Competition with the trademarks law?
The IGPIA system must be analyzed in connection with legal provisions already applicable to trademarks protection, thus likely creating competition between beneficiaries of the two regimes. According to Article L.712-4 of the IPC, as amended by the Hamon Act, the right of opposition may now be exercised by a local authority or an Organization for Defense and Management of an IGPIA. Similarly, the Hamon Act amends Article L.711-4 of the IPC, the IGPIA being added to the list of prior rights which may justify the reject of an application for filling or the cancellation of a registered trademark. Thus, a trademark may be canceled pursuant to Article L.714-3 of the IPC, if it affects the prior rights related not only to a “geographical indication”, but also to “the name, the image or the reputation of a territorial authority”. Finally, Article L.712-2-1 of the IPC creates a warning system for territorial authorities, which can now request from the INPI to be informed in the event of the application for a trademark containing their name.

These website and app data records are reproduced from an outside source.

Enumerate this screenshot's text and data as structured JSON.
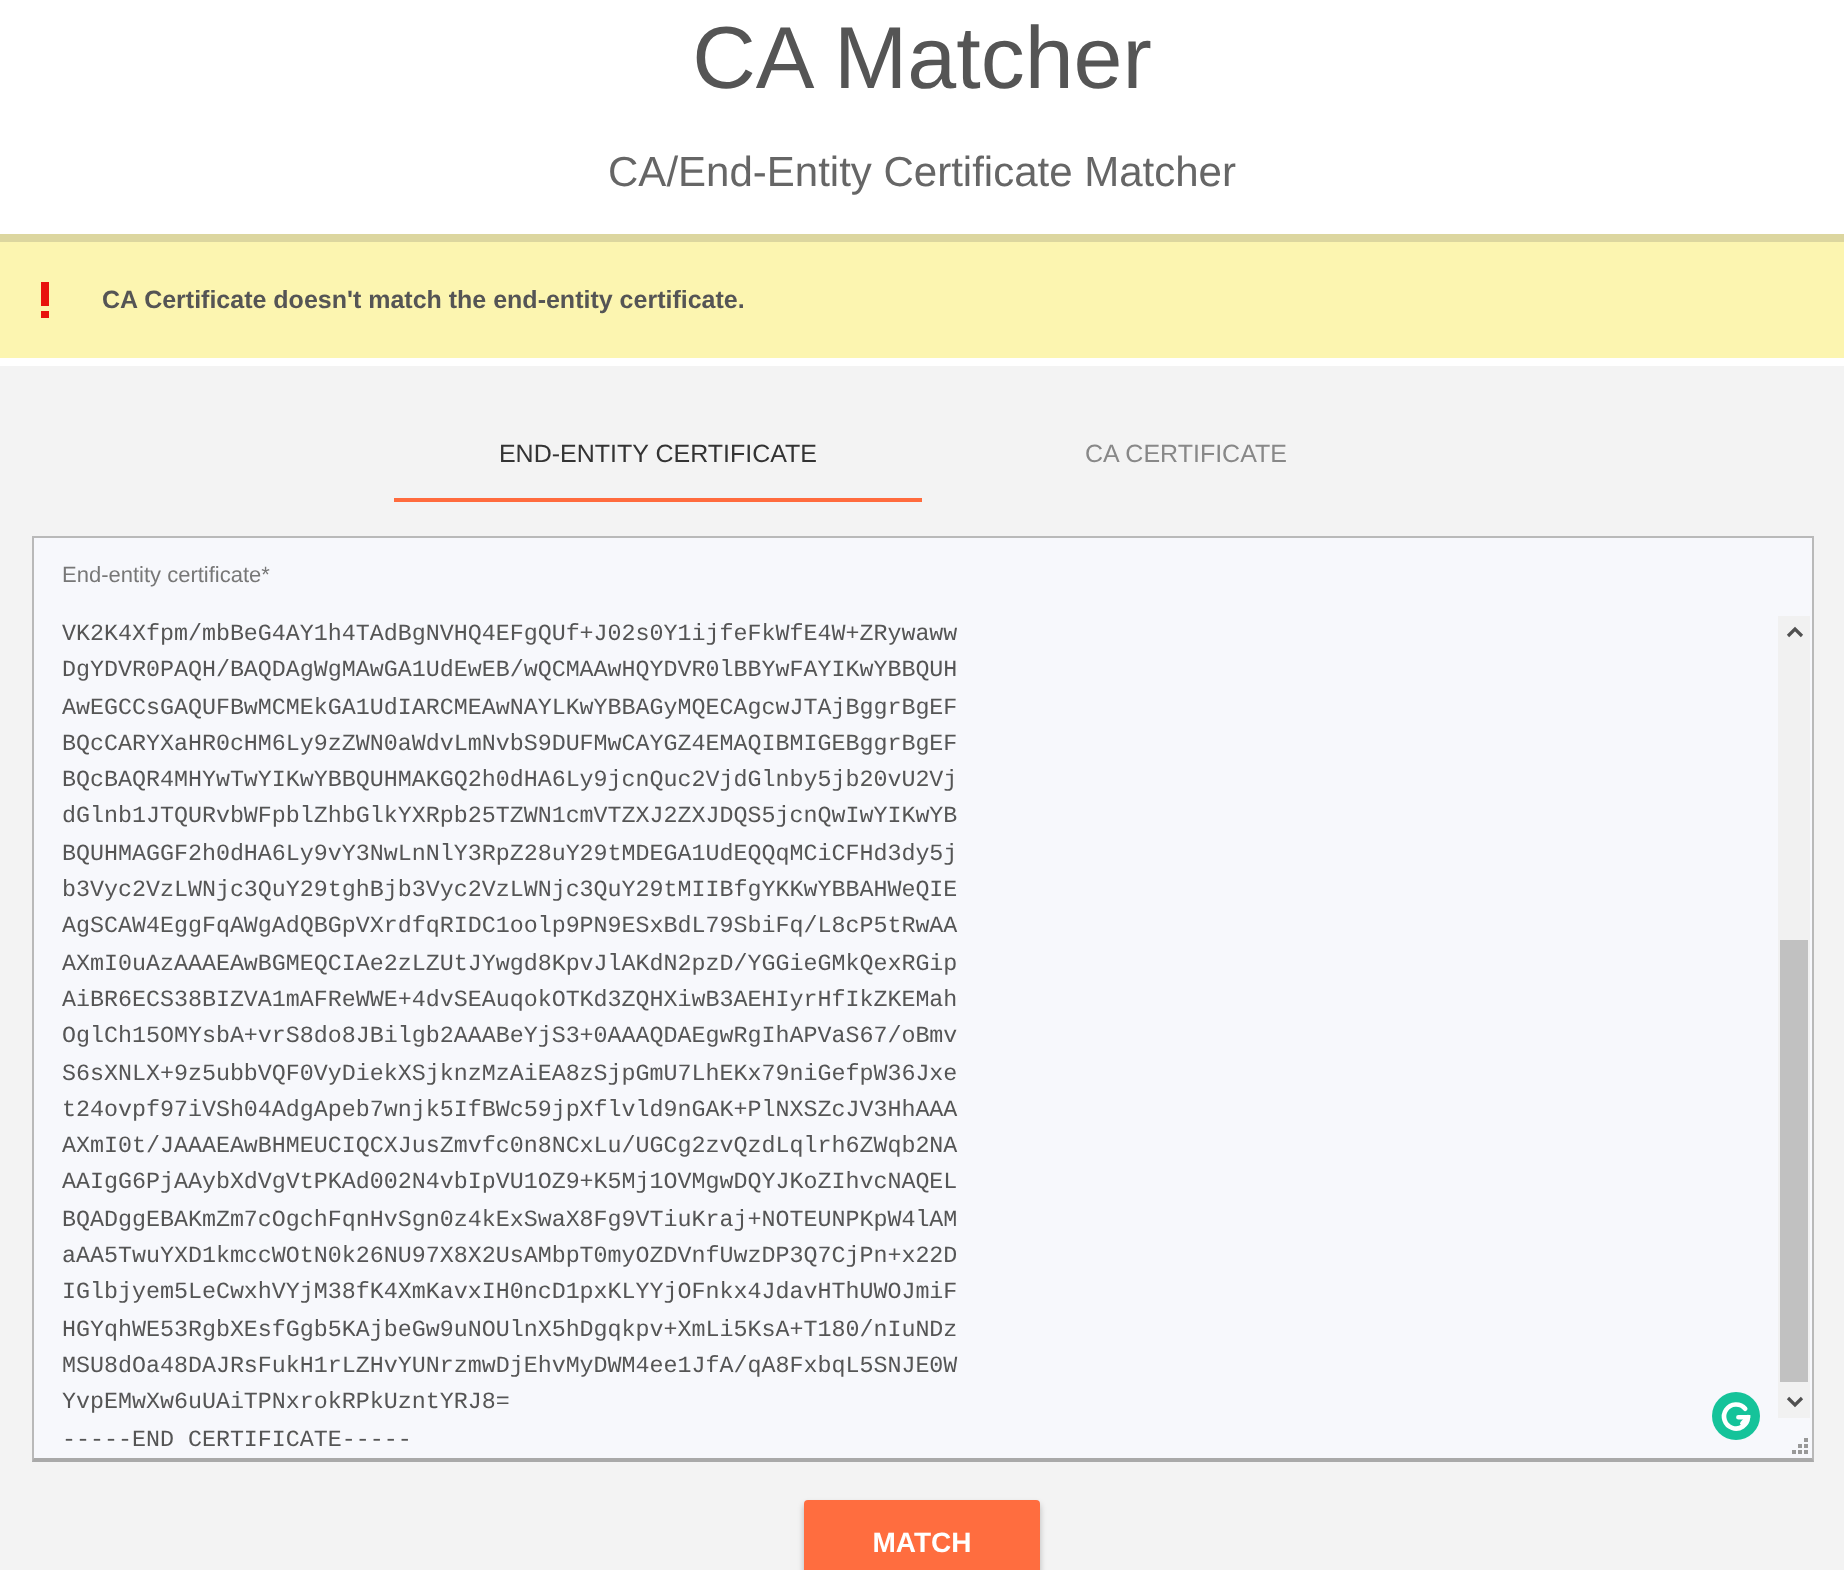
{
  "header": {
    "title": "CA Matcher",
    "subtitle": "CA/End-Entity Certificate Matcher"
  },
  "alert": {
    "message": "CA Certificate doesn't match the end-entity certificate."
  },
  "tabs": [
    {
      "label": "END-ENTITY CERTIFICATE",
      "selected": true
    },
    {
      "label": "CA CERTIFICATE",
      "selected": false
    }
  ],
  "certificate_field": {
    "label": "End-entity certificate*",
    "value_lines": [
      "VK2K4Xfpm/mbBeG4AY1h4TAdBgNVHQ4EFgQUf+J02s0Y1ijfeFkWfE4W+ZRywaww",
      "DgYDVR0PAQH/BAQDAgWgMAwGA1UdEwEB/wQCMAAwHQYDVR0lBBYwFAYIKwYBBQUH",
      "AwEGCCsGAQUFBwMCMEkGA1UdIARCMEAwNAYLKwYBBAGyMQECAgcwJTAjBggrBgEF",
      "BQcCARYXaHR0cHM6Ly9zZWN0aWdvLmNvbS9DUFMwCAYGZ4EMAQIBMIGEBggrBgEF",
      "BQcBAQR4MHYwTwYIKwYBBQUHMAKGQ2h0dHA6Ly9jcnQuc2VjdGlnby5jb20vU2Vj",
      "dGlnb1JTQURvbWFpblZhbGlkYXRpb25TZWN1cmVTZXJ2ZXJDQS5jcnQwIwYIKwYB",
      "BQUHMAGGF2h0dHA6Ly9vY3NwLnNlY3RpZ28uY29tMDEGA1UdEQQqMCiCFHd3dy5j",
      "b3Vyc2VzLWNjc3QuY29tghBjb3Vyc2VzLWNjc3QuY29tMIIBfgYKKwYBBAHWeQIE",
      "AgSCAW4EggFqAWgAdQBGpVXrdfqRIDC1oolp9PN9ESxBdL79SbiFq/L8cP5tRwAA",
      "AXmI0uAzAAAEAwBGMEQCIAe2zLZUtJYwgd8KpvJlAKdN2pzD/YGGieGMkQexRGip",
      "AiBR6ECS38BIZVA1mAFReWWE+4dvSEAuqokOTKd3ZQHXiwB3AEHIyrHfIkZKEMah",
      "OglCh15OMYsbA+vrS8do8JBilgb2AAABeYjS3+0AAAQDAEgwRgIhAPVaS67/oBmv",
      "S6sXNLX+9z5ubbVQF0VyDiekXSjknzMzAiEA8zSjpGmU7LhEKx79niGefpW36Jxe",
      "t24ovpf97iVSh04AdgApeb7wnjk5IfBWc59jpXflvld9nGAK+PlNXSZcJV3HhAAA",
      "AXmI0t/JAAAEAwBHMEUCIQCXJusZmvfc0n8NCxLu/UGCg2zvQzdLqlrh6ZWqb2NA",
      "AAIgG6PjAAybXdVgVtPKAd002N4vbIpVU1OZ9+K5Mj1OVMgwDQYJKoZIhvcNAQEL",
      "BQADggEBAKmZm7cOgchFqnHvSgn0z4kExSwaX8Fg9VTiuKraj+NOTEUNPKpW4lAM",
      "aAA5TwuYXD1kmccWOtN0k26NU97X8X2UsAMbpT0myOZDVnfUwzDP3Q7CjPn+x22D",
      "IGlbjyem5LeCwxhVYjM38fK4XmKavxIH0ncD1pxKLYYjOFnkx4JdavHThUWOJmiF",
      "HGYqhWE53RgbXEsfGgb5KAjbeGw9uNOUlnX5hDgqkpv+XmLi5KsA+T180/nIuNDz",
      "MSU8dOa48DAJRsFukH1rLZHvYUNrzmwDjEhvMyDWM4ee1JfA/qA8FxbqL5SNJE0W",
      "YvpEMwXw6uUAiTPNxrokRPkUzntYRJ8=",
      "-----END CERTIFICATE-----"
    ]
  },
  "buttons": [
    {
      "label": "MATCH"
    }
  ]
}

The Hamon Act, with the creation of IPGIA, offers to the industrialists and the artisans a new legal tool in order to defend their know-how, and to the territorial authorities to protect their local economy. For now, the effective protection of IPGIA stops at national borders. Nevertheless, the European Union is seriously considering the possibility to extend the IGP to non-agrofood products. Consequently, a true evolution of the protection system of industrial property has been initiated.
Indeed, the owner of a trademark containing a geographical indication, when its production does not bear a sufficient connection with a local know-how, could see its trademark canceled, if a local authority proves that it infringes on its name, image or reputation, or if the owner of an IGPIA claims a first-in-time priority. Trademarks holders will now have to take into account the interests and prerogatives of local authorities and local actors, wishing to protect their handcraft and reputation.
First published in the K&L Gates Trademark and Unfair Competition Bulletin in collaboration with Olivia Roche